Every line of the material is to be set down exactly as written.

Material for this task
= = = =
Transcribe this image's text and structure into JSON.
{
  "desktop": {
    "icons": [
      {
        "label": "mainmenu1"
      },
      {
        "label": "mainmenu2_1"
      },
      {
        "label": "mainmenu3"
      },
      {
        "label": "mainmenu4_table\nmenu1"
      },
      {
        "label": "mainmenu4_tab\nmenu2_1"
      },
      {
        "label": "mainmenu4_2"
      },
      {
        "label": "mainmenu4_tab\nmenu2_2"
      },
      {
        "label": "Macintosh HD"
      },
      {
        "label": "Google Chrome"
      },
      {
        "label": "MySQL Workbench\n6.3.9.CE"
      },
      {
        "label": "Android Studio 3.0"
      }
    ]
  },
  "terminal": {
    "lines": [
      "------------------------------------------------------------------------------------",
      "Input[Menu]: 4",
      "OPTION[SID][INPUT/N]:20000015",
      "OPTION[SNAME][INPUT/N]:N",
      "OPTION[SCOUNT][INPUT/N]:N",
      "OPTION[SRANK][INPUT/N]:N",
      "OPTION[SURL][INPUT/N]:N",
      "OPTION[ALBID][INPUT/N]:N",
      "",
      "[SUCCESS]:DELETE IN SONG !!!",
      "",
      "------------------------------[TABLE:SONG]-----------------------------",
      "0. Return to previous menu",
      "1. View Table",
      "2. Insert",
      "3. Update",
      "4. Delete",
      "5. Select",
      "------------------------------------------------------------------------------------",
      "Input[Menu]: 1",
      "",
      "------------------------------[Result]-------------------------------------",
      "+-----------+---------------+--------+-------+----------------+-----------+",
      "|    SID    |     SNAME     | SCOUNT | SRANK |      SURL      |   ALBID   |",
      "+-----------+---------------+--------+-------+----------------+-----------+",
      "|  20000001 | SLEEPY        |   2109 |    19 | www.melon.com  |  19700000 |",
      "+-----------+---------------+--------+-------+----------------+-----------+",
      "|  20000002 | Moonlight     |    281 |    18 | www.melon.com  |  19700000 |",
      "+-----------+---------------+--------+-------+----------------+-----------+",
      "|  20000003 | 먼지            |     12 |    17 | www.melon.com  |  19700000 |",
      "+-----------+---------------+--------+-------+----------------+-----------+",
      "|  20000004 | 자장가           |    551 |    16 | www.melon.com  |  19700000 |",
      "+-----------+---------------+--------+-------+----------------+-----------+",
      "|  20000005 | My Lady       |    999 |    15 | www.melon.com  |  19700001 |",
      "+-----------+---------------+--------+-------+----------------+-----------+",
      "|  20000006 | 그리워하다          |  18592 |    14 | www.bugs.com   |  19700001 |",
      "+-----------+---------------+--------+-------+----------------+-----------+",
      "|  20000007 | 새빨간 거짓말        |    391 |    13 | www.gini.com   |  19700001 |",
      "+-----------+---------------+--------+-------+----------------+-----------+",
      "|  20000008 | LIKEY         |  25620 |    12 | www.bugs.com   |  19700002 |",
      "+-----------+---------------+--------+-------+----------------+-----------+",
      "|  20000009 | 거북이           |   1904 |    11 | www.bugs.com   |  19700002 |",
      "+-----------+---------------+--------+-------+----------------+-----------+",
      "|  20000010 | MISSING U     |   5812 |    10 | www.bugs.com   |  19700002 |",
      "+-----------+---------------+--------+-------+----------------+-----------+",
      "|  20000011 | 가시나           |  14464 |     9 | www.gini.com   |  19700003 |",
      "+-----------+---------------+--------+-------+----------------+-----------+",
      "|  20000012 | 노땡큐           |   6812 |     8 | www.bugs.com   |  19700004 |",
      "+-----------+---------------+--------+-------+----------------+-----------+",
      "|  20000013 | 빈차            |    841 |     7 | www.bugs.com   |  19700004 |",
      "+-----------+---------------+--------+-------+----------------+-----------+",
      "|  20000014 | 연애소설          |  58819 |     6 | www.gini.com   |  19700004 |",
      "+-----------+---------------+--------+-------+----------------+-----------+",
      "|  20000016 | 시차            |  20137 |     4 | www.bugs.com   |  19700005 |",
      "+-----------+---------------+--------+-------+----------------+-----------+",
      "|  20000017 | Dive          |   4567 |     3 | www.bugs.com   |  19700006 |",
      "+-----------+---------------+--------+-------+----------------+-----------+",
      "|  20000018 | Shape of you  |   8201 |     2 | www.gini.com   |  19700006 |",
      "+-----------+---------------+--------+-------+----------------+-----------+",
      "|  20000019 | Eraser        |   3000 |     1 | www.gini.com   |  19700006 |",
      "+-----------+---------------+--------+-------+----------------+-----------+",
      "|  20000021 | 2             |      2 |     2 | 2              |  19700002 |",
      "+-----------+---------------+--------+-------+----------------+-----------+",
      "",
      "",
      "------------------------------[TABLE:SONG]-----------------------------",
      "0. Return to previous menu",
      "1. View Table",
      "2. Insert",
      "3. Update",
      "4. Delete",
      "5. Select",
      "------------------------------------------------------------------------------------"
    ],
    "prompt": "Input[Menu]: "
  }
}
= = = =
Written solution
Transcribe this image's text and structure into JSON.
{
  "desktop": {
    "icons": [
      {
        "label": "mainmenu1"
      },
      {
        "label": "mainmenu2_1"
      },
      {
        "label": "mainmenu3"
      },
      {
        "label": "mainmenu4_table\nmenu1"
      },
      {
        "label": "mainmenu4_tab\nmenu2_1"
      },
      {
        "label": "mainmenu4_2"
      },
      {
        "label": "mainmenu4_tab\nmenu2_2"
      },
      {
        "label": "Macintosh HD"
      },
      {
        "label": "Google Chrome"
      },
      {
        "label": "MySQL Workbench\n6.3.9.CE"
      },
      {
        "label": "Android Studio 3.0"
      }
    ]
  },
  "terminal": {
    "lines": [
      "------------------------------------------------------------------------------------",
      "Input[Menu]: 4",
      "OPTION[SID][INPUT/N]:20000015",
      "OPTION[SNAME][INPUT/N]:N",
      "OPTION[SCOUNT][INPUT/N]:N",
      "OPTION[SRANK][INPUT/N]:N",
      "OPTION[SURL][INPUT/N]:N",
      "OPTION[ALBID][INPUT/N]:N",
      "",
      "[SUCCESS]:DELETE IN SONG !!!",
      "",
      "------------------------------[TABLE:SONG]-----------------------------",
      "0. Return to previous menu",
      "1. View Table",
      "2. Insert",
      "3. Update",
      "4. Delete",
      "5. Select",
      "------------------------------------------------------------------------------------",
      "Input[Menu]: 1",
      "",
      "------------------------------[Result]-------------------------------------",
      "+-----------+---------------+--------+-------+----------------+-----------+",
      "|    SID    |     SNAME     | SCOUNT | SRANK |      SURL      |   ALBID   |",
      "+-----------+---------------+--------+-------+----------------+-----------+",
      "|  20000001 | SLEEPY        |   2109 |    19 | www.melon.com  |  19700000 |",
      "+-----------+---------------+--------+-------+----------------+-----------+",
      "|  20000002 | Moonlight     |    281 |    18 | www.melon.com  |  19700000 |",
      "+-----------+---------------+--------+-------+----------------+-----------+",
      "|  20000003 | 먼지            |     12 |    17 | www.melon.com  |  19700000 |",
      "+-----------+---------------+--------+-------+----------------+-----------+",
      "|  20000004 | 자장가           |    551 |    16 | www.melon.com  |  19700000 |",
      "+-----------+---------------+--------+-------+----------------+-----------+",
      "|  20000005 | My Lady       |    999 |    15 | www.melon.com  |  19700001 |",
      "+-----------+---------------+--------+-------+----------------+-----------+",
      "|  20000006 | 그리워하다          |  18592 |    14 | www.bugs.com   |  19700001 |",
      "+-----------+---------------+--------+-------+----------------+-----------+",
      "|  20000007 | 새빨간 거짓말        |    391 |    13 | www.gini.com   |  19700001 |",
      "+-----------+---------------+--------+-------+----------------+-----------+",
      "|  20000008 | LIKEY         |  25620 |    12 | www.bugs.com   |  19700002 |",
      "+-----------+---------------+--------+-------+----------------+-----------+",
      "|  20000009 | 거북이           |   1904 |    11 | www.bugs.com   |  19700002 |",
      "+-----------+---------------+--------+-------+----------------+-----------+",
      "|  20000010 | MISSING U     |   5812 |    10 | www.bugs.com   |  19700002 |",
      "+-----------+---------------+--------+-------+----------------+-----------+",
      "|  20000011 | 가시나           |  14464 |     9 | www.gini.com   |  19700003 |",
      "+-----------+---------------+--------+-------+----------------+-----------+",
      "|  20000012 | 노땡큐           |   6812 |     8 | www.bugs.com   |  19700004 |",
      "+-----------+---------------+--------+-------+----------------+-----------+",
      "|  20000013 | 빈차            |    841 |     7 | www.bugs.com   |  19700004 |",
      "+-----------+---------------+--------+-------+----------------+-----------+",
      "|  20000014 | 연애소설          |  58819 |     6 | www.gini.com   |  19700004 |",
      "+-----------+---------------+--------+-------+----------------+-----------+",
      "|  20000016 | 시차            |  20137 |     4 | www.bugs.com   |  19700005 |",
      "+-----------+---------------+--------+-------+----------------+-----------+",
      "|  20000017 | Dive          |   4567 |     3 | www.bugs.com   |  19700006 |",
      "+-----------+---------------+--------+-------+----------------+-----------+",
      "|  20000018 | Shape of you  |   8201 |     2 | www.gini.com   |  19700006 |",
      "+-----------+---------------+--------+-------+----------------+-----------+",
      "|  20000019 | Eraser        |   3000 |     1 | www.gini.com   |  19700006 |",
      "+-----------+---------------+--------+-------+----------------+-----------+",
      "|  20000021 | 2             |      2 |     2 | 2              |  19700002 |",
      "+-----------+---------------+--------+-------+----------------+-----------+",
      "",
      "",
      "------------------------------[TABLE:SONG]-----------------------------",
      "0. Return to previous menu",
      "1. View Table",
      "2. Insert",
      "3. Update",
      "4. Delete",
      "5. Select",
      "------------------------------------------------------------------------------------"
    ],
    "prompt": "Input[Menu]: "
  }
}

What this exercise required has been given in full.